This continues on with the Op-Ed's discussion about numbers of followers. This isn't an especially compelling metric either. The bigger question is, how much are links to articles, videos or other content being retweeted.
The other big failure of the article is that it focuses on the Presidential race. Just about everyone knows who Obama and Romney are. There are a lot of people in my district that don't know who i am, or who my incumbent opponent is.
The article also seems to focus on elections as an either-or type decision. Either a person votes for one candidate or another. That is perhaps the biggest problem with electoral politics today, and a place where social media has the biggest potential to make a difference. As a nation, we need to move away from either-or thinking. We need to move away from thinking that electoral politics is just about which candidate you select in the voting booth.
Social Media is about conversations, and politics should be as well. How do you get people to think a little more deeply about the issues we as a people face? It is about moving people along a spectrum of involvement; getting the unregistered registered, getting the registered to vote, getting voters to become more involved in campaigns as volunteers or donors, and getting people who have been active in others campaigns to consider running for office themselves.
Social media, meeting people where they are, has a great ability to help with that. Or, it can simply be another advertising platform in a beauty contest of brands. In that role, the author of the Op-Ed is right. Let's not get stuck with that sort of social media.
Recently, I watched the YouTube video, We are all cyborgs now
It is a thought provoking video which I highly recommend. On Facebook, I asked what this means for the political process. Perhaps I'll write a blog post exploring this a bit later. Today, I want to explore the idea of digital identity. All of our actions online live a digital footprint, they paint a digital picture of who we are. This picture may, or may not, correspond nicely with our analog identity. We may be less inhibited online and post things that we wouldn't normally say or do in our analog lives. We may re-post things for different reasons, which at times may be hard to fathom.
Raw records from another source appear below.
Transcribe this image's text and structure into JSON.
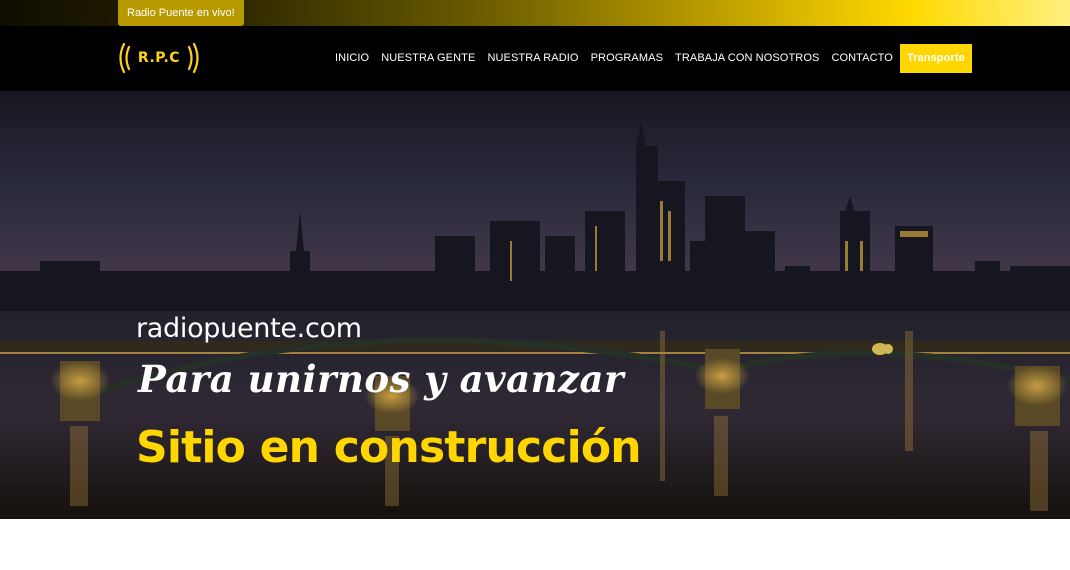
{
  "topbar": {
    "live_label": "Radio Puente en vivo!"
  },
  "header": {
    "logo_text": "((R.P.C))",
    "nav": [
      {
        "label": "INICIO"
      },
      {
        "label": "NUESTRA GENTE"
      },
      {
        "label": "NUESTRA RADIO"
      },
      {
        "label": "PROGRAMAS"
      },
      {
        "label": "TRABAJA CON NOSOTROS"
      },
      {
        "label": "CONTACTO"
      },
      {
        "label": "Transporte"
      }
    ]
  },
  "hero": {
    "domain": "radiopuente.com",
    "tagline": "Para unirnos y avanzar",
    "status": "Sitio en construcción"
  },
  "colors": {
    "accent": "#ffd600",
    "navbar": "#000000",
    "text_light": "#ffffff"
  },
  "icons": {
    "logo": "radio-waves-logo-icon"
  }
}
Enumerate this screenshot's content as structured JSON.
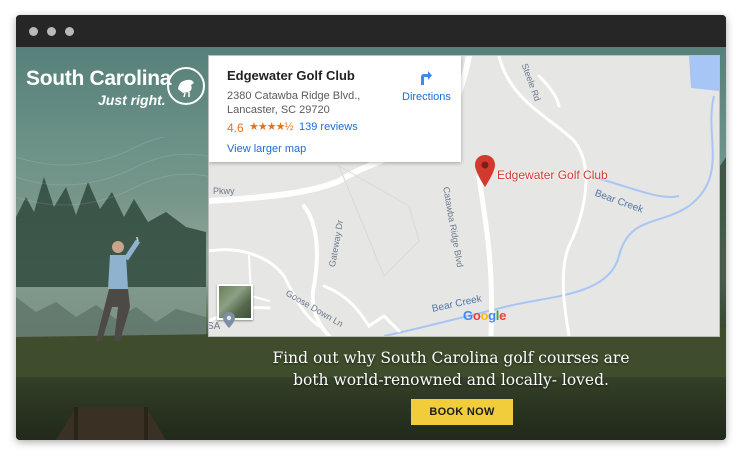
{
  "window": {
    "chrome_dots": [
      "close",
      "minimize",
      "maximize"
    ]
  },
  "brand": {
    "name": "South Carolina",
    "tagline": "Just right.",
    "badge_icon": "sc-bird-badge-icon"
  },
  "map": {
    "place_card": {
      "name": "Edgewater Golf Club",
      "address_line1": "2380 Catawba Ridge Blvd.,",
      "address_line2": "Lancaster, SC 29720",
      "rating": "4.6",
      "stars": "★★★★½",
      "reviews_link": "139 reviews",
      "larger_map_link": "View larger map",
      "directions_label": "Directions"
    },
    "marker_label": "Edgewater Golf Club",
    "road_labels": {
      "pkwy": "Pkwy",
      "catawba": "Catawba Ridge Blvd",
      "gateway": "Gateway Dr",
      "goose_down": "Goose Down Ln",
      "steele": "Steele Rd",
      "sa": "SA",
      "bear_creek_1": "Bear Creek",
      "bear_creek_2": "Bear Creek"
    },
    "google_logo": "Google",
    "colors": {
      "marker": "#d23a2f",
      "link": "#1a6cd6",
      "rating": "#e7711b",
      "water": "#a8c6f5"
    }
  },
  "promo": {
    "line1": "Find out why South Carolina golf courses are",
    "line2": "both world-renowned and locally- loved.",
    "cta_label": "BOOK NOW",
    "cta_color": "#f2cd3b"
  }
}
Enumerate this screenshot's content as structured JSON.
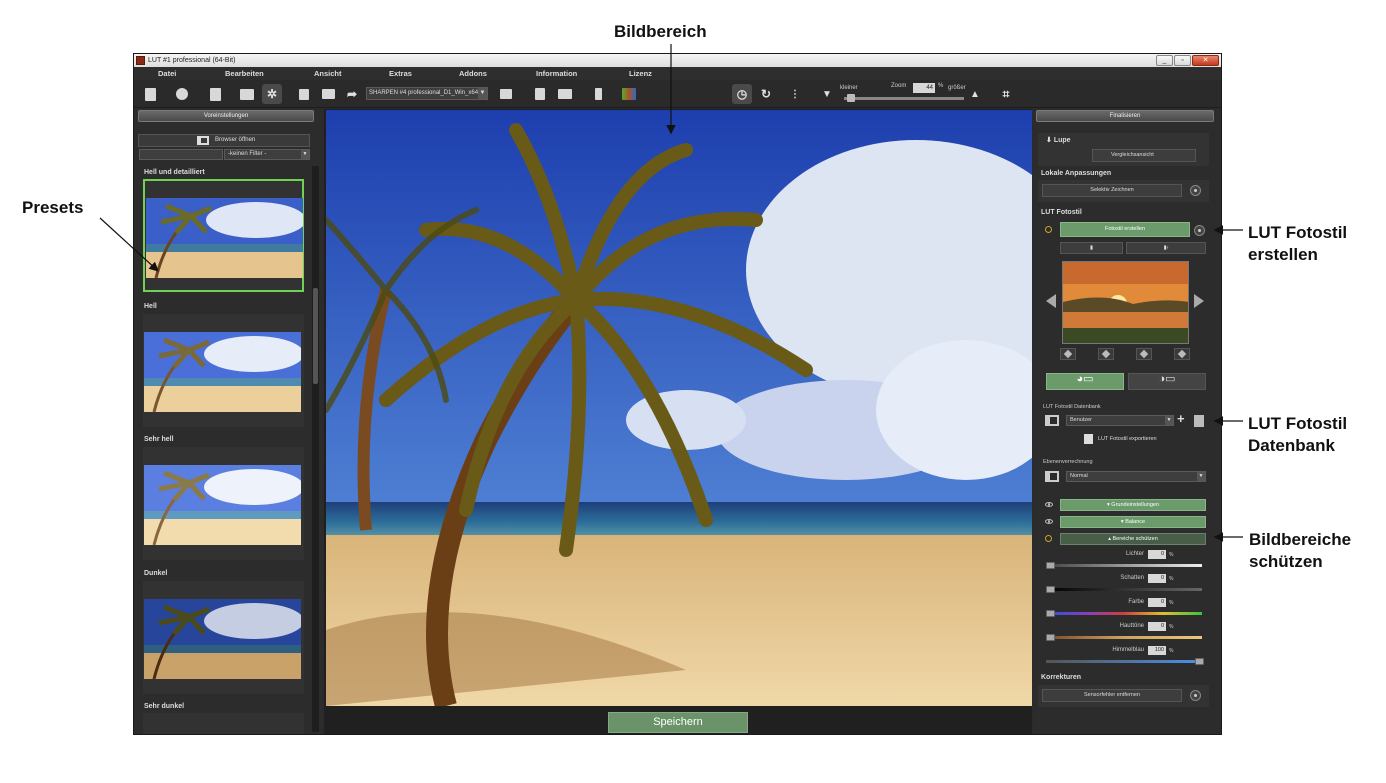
{
  "annotations": {
    "bildbereich": "Bildbereich",
    "presets": "Presets",
    "lut_erstellen_1": "LUT Fotostil",
    "lut_erstellen_2": "erstellen",
    "lut_db_1": "LUT Fotostil",
    "lut_db_2": "Datenbank",
    "schuetzen_1": "Bildbereiche",
    "schuetzen_2": "schützen"
  },
  "window": {
    "title": "LUT #1 professional (64-Bit)"
  },
  "menu": [
    "Datei",
    "Bearbeiten",
    "Ansicht",
    "Extras",
    "Addons",
    "Information",
    "Lizenz"
  ],
  "toolbar": {
    "sharpen": "SHARPEN #4 professional_D1_Win_x64",
    "zoom_label": "Zoom",
    "zoom_value": "44",
    "zoom_unit": "%",
    "smaller": "kleiner",
    "larger": "größer"
  },
  "left": {
    "header": "Voreinstellungen",
    "browser": "Browser öffnen",
    "filter": "-keinen Filter -",
    "presets": [
      "Hell und detailliert",
      "Hell",
      "Sehr hell",
      "Dunkel",
      "Sehr dunkel"
    ]
  },
  "center": {
    "save": "Speichern"
  },
  "right": {
    "header": "Finalisieren",
    "lupe": "Lupe",
    "vergleich": "Vergleichsansicht",
    "lokale": "Lokale Anpassungen",
    "selektiv": "Selektiv Zeichnen",
    "lut_title": "LUT Fotostil",
    "fotostil_erstellen": "Fotostil erstellen",
    "db_title": "LUT Fotostil Datenbank",
    "db_select": "Benutzer",
    "export": "LUT Fotostil exportieren",
    "blend_title": "Ebenenverrechnung",
    "blend_select": "Normal",
    "grund": "Grundeinstellungen",
    "balance": "Balance",
    "bereiche": "Bereiche schützen",
    "sliders": [
      {
        "label": "Lichter",
        "value": "0"
      },
      {
        "label": "Schatten",
        "value": "0"
      },
      {
        "label": "Farbe",
        "value": "0"
      },
      {
        "label": "Hauttöne",
        "value": "0"
      },
      {
        "label": "Himmelblau",
        "value": "100"
      }
    ],
    "pct": "%",
    "korrekturen": "Korrekturen",
    "sensor": "Sensorfehler entfernen"
  }
}
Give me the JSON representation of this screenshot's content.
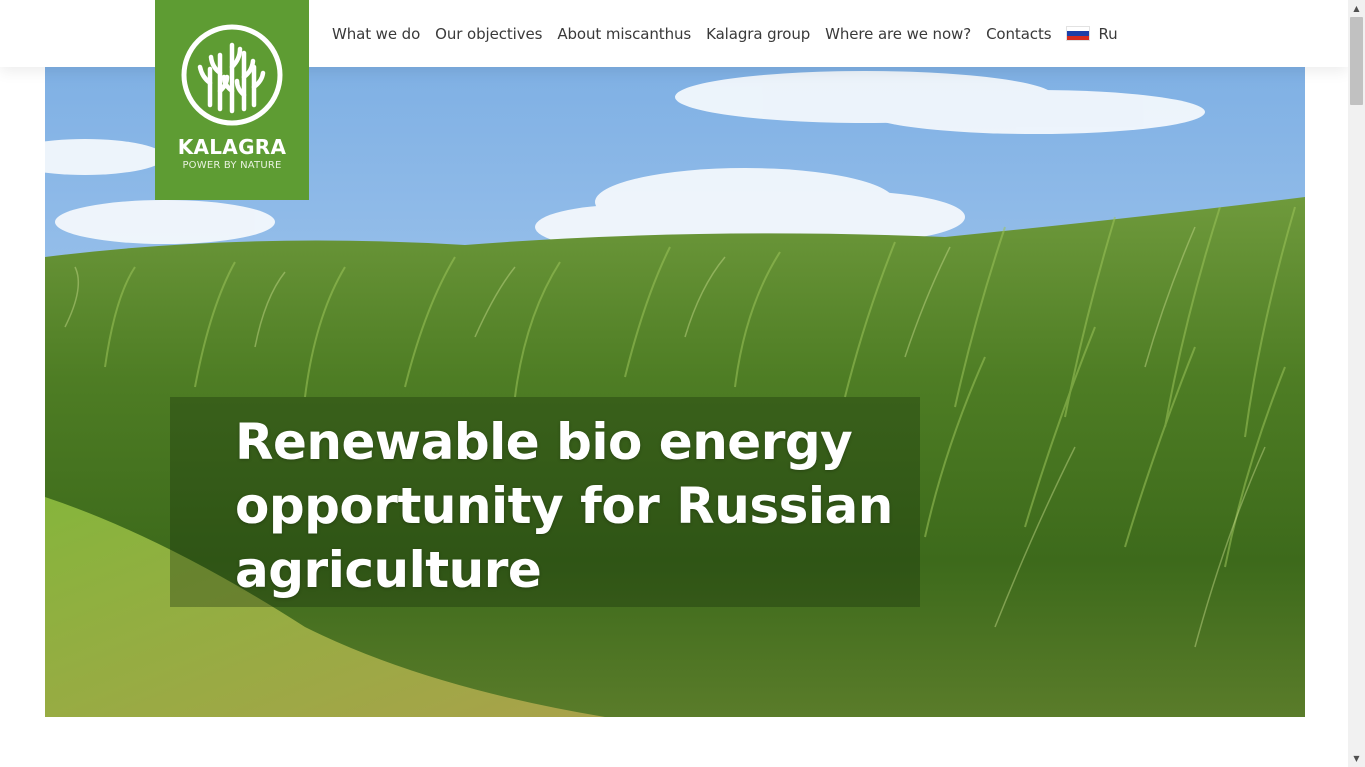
{
  "brand": {
    "name": "KALAGRA",
    "tagline": "POWER BY NATURE",
    "logo_icon": "miscanthus-emblem-icon",
    "color": "#5e9c33"
  },
  "nav": {
    "items": [
      {
        "label": "What we do"
      },
      {
        "label": "Our objectives"
      },
      {
        "label": "About miscanthus"
      },
      {
        "label": "Kalagra group"
      },
      {
        "label": "Where are we now?"
      },
      {
        "label": "Contacts"
      }
    ],
    "language": {
      "label": "Ru",
      "flag_icon": "russia-flag-icon"
    }
  },
  "hero": {
    "title": "Renewable bio energy opportunity for Russian agriculture",
    "image": "miscanthus-field-photo"
  },
  "scrollbar": {
    "up_icon": "chevron-up-icon",
    "down_icon": "chevron-down-icon"
  }
}
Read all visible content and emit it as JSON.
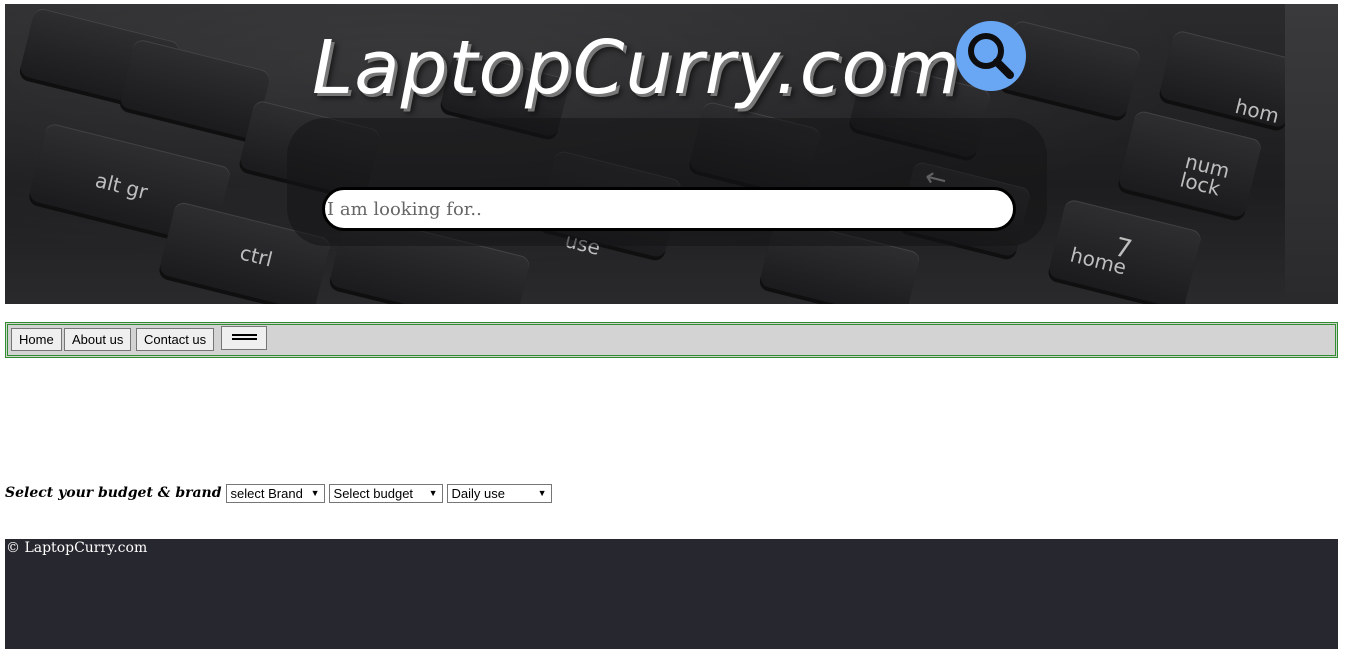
{
  "site": {
    "title": "LaptopCurry.com"
  },
  "hero": {
    "search_placeholder": "I am looking for.."
  },
  "nav": {
    "items": [
      {
        "label": "Home"
      },
      {
        "label": "About us"
      },
      {
        "label": "Contact us"
      }
    ]
  },
  "filters": {
    "label": "Select your budget & brand",
    "brand_select": "select Brand",
    "budget_select": "Select budget",
    "use_select": "Daily use"
  },
  "footer": {
    "copyright": "© LaptopCurry.com"
  },
  "colors": {
    "search_icon": "#69a7f5",
    "nav_border": "#2f8f2f",
    "nav_bg": "#d3d3d3",
    "footer_bg": "#27272f"
  }
}
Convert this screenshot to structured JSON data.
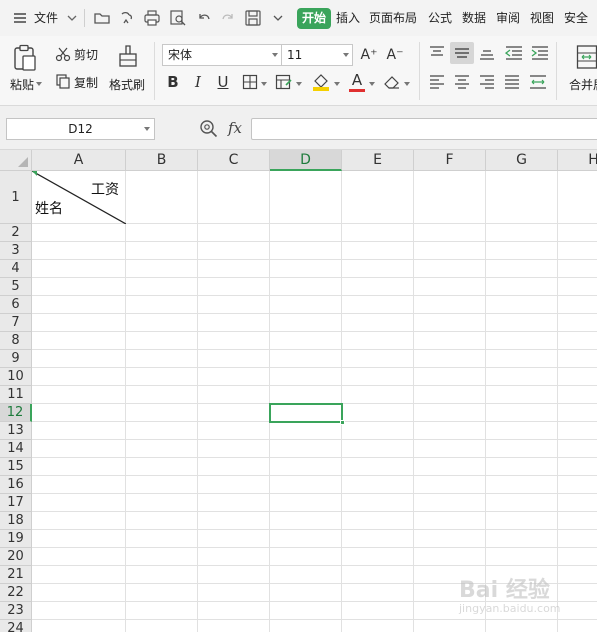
{
  "menubar": {
    "file_label": "文件",
    "tabs": [
      "开始",
      "插入",
      "页面布局",
      "公式",
      "数据",
      "审阅",
      "视图",
      "安全"
    ],
    "active_tab": "开始"
  },
  "ribbon": {
    "paste_label": "粘贴",
    "cut_label": "剪切",
    "copy_label": "复制",
    "format_painter_label": "格式刷",
    "font_name": "宋体",
    "font_size": "11",
    "grow_font_icon": "A⁺",
    "shrink_font_icon": "A⁻",
    "bold": "B",
    "italic": "I",
    "underline": "U",
    "font_color_letter": "A",
    "merge_label": "合并居"
  },
  "formula_bar": {
    "name_box": "D12",
    "fx_label": "fx",
    "formula": ""
  },
  "grid": {
    "columns": [
      "A",
      "B",
      "C",
      "D",
      "E",
      "F",
      "G",
      "H"
    ],
    "rows": [
      "1",
      "2",
      "3",
      "4",
      "5",
      "6",
      "7",
      "8",
      "9",
      "10",
      "11",
      "12",
      "13",
      "14",
      "15",
      "16",
      "17",
      "18",
      "19",
      "20",
      "21",
      "22",
      "23",
      "24"
    ],
    "selected_column": "D",
    "selected_row": "12",
    "cell_a1_top_right": "工资",
    "cell_a1_bottom_left": "姓名"
  },
  "watermark": {
    "logo": "Bai 经验",
    "domain": "jingyan.baidu.com"
  },
  "colors": {
    "accent": "#3aa45b",
    "font_color_bar": "#e03030",
    "fill_color_bar": "#f5d000"
  }
}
A couple sites that encourage this sort of behavior are Triberr and Empire Avenue. With Triberr, you join tribes of like minded people, promoting their blog posts with the expectation that they will promote your blog posts. If you look throughout my twitter stream, you'll see links to various blog posts that I've shared. They are fairly easy to identify, the title of the blog post, a link, and then a reference to the twitter handle of the person I got the post from on Triberr. Many of the triberr posts are about social media, although some are health care related. It is a reflection of the tribes I'm part of. It is also a reflection of which posts I find most interesting or think my followers on Twitter will find most interesting.
Empire Avenue is a bit different. This is a game, where you essentially score points for social media activity. You can get extra points for doing specific social media actions, called missions. These missions may be to share someone's blog post, retweet something, like a lot of posts on someone's Facebook, recommend them on Klout, or similar tasks. I do a handful of these tasks, but I've not done a lot of them because the value of the points usually isn't worth the impact on my digital identity and I'm not sure how interested my friends, fans, followers, or other social media connections would be in the results of these various tasks.
There is a lot more to think about from the video about the impact of being cyborgs now. Hopefully, I'll find moments away from campaigning to explore more of these, especially as they relate to the intersection of being a cyborg and a candidate.